BRASILIA - Brazil’s GDP grew a modest 0.4 percent in the second quarter of 2012 compared with the previous one, with market analysts forecasting that the growth rate for the year would not exceed two percent.

The world’s sixth largest economy expanded 0.5 percent from a year ago, the country’s statistical agency IBGE said Friday.

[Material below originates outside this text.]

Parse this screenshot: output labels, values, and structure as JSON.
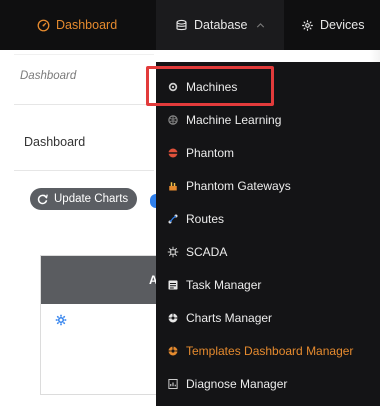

Brazil’s economy expanded 0.6 percent in the first half of the year and 1.2 percent over 12 months, boosted by household and government consumption, it added.

“This result reflects the negative influence of the world economy and shows that the government’s stimulus measures have not yet fully had their anticipated impact,” said Finance Minister.

 Guido Mantega, who however pointed to early signs of an uptick in the third quarter.

“We have weathered the worst phase of the slowdown which occurred in the first quarter and the economy is gradually recovering,” he added, expressing hope of “four percent GDP growth in 2013”.

The central bank meanwhile pointed to signs of “stepped-up activity in the second half and next year”.

Brazil’s second-quarter GDP growth is the weakest among the five-member BRICS bloc emerging powers, compared with 7.6 percent for China, 5.5 percent for India, 4.0 percent for Russia and 3.2 percent for South Africa.

Mexico, another dynamic Latin American economy, grew 4.1 percent during the period.

Last year, the Brazilian economy rose a mere 2.7 percent, sharply down from the sizzling 7.5 percent in 2010.

Rafeal Leao, an analyst at the Austin Rating agency, said he expected Brazil to close the year with 1.7 percent GDP growth and to post 3.7 percent growth next year once the government’s stimulus measures take effect.

In August, the government also launched a $66 billion plan for construction of road and railway infrastructures and plans a similar one for ports and airports.

Robson Braga, president of the National Confederation of Industry, welcomed the measures and said first-quarter results were “disappointing but a thing of the past.”

Markets analysts are banking on 1.7 percent GDP growth this year, while the central bank and the International Monetary Fund are sticking to their 2.5 percent forecast.